Jacob Charles Wilson

Paloma Proudfoot: The Detachable Head Serves As A Cup for Tank Magazine

A photograph of two ceramic cups, one sits upside down, resembling a head chained to a body, the other's mouth faces the camera, revealing the hollow interior.

Paloma Proudfoot's ceramics are disgusting, they're visceral. They're crusty and pitted like scabs and boils, they lie still and cold like corpses scavenged from shallow graves. When I spoke to her about her new show at COB Gallery she talked of the violence of ceramics, the fact you subject these malleable forms first to punches, to knives and needles, and then to a double cremation. There's even a sense of cannibalism in the wonderful title, The Detachable Head Serves as a Cup.

The recent demand from craft fairs, cafes, and co-working spaces for 'minimal' and 'geometric' ceramics perpetuates the idea that they are necessarily sensible, functional objects. Proudfoot's work represents a revival of the idea that ceramics are strange — receptacles of accumulated rituals and memories, not just cacti and cortados.

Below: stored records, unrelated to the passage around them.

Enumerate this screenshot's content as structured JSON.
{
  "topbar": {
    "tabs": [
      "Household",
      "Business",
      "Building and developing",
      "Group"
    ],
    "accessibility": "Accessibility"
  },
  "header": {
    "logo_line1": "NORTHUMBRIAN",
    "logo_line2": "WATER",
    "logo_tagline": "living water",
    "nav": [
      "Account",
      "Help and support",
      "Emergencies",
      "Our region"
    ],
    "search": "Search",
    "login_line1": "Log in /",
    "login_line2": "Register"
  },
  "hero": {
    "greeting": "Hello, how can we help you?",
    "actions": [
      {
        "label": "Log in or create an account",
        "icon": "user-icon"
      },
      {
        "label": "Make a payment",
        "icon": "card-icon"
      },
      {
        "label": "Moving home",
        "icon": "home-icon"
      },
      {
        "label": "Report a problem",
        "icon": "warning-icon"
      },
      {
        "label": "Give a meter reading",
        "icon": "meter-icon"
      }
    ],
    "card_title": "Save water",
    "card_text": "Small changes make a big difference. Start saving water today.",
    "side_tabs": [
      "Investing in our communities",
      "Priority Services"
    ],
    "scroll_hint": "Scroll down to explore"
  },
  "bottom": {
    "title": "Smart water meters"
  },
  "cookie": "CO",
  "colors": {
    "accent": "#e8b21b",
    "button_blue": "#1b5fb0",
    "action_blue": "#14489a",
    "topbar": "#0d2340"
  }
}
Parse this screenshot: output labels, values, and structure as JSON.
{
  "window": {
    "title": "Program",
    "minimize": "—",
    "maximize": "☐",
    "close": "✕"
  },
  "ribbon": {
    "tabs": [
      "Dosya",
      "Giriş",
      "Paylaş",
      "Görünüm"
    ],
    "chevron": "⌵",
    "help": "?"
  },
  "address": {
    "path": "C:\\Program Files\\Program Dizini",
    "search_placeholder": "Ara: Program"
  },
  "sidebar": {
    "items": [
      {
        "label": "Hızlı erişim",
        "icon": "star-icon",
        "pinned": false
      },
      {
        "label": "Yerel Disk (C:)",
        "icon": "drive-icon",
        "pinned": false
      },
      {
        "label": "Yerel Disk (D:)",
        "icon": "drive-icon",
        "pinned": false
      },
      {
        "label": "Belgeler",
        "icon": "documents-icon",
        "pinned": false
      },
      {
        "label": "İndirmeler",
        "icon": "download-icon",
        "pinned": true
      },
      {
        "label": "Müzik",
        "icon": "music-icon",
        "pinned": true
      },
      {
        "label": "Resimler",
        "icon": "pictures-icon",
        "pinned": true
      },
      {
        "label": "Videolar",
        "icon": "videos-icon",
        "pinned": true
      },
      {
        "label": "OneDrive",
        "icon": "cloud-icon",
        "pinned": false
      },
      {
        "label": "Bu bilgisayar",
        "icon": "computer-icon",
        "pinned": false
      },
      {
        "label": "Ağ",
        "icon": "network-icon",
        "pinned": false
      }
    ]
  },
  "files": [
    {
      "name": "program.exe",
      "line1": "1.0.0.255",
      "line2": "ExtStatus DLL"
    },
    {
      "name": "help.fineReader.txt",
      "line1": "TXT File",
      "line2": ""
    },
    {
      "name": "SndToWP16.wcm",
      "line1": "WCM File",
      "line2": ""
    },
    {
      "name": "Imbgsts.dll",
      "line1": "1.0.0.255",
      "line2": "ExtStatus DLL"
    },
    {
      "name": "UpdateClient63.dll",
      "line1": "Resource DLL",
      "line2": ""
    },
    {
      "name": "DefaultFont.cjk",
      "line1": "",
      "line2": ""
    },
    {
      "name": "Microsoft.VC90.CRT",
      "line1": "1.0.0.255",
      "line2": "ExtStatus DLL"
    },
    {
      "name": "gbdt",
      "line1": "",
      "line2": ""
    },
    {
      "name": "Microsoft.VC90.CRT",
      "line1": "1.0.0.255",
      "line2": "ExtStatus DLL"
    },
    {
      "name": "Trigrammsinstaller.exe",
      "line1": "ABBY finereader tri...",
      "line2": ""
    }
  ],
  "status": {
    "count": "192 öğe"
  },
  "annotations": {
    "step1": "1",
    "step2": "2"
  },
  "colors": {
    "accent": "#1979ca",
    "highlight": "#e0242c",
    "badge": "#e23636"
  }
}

Paloma Proudfoot: The Detachable Head Serves As A Cup is published by Tank Magazine.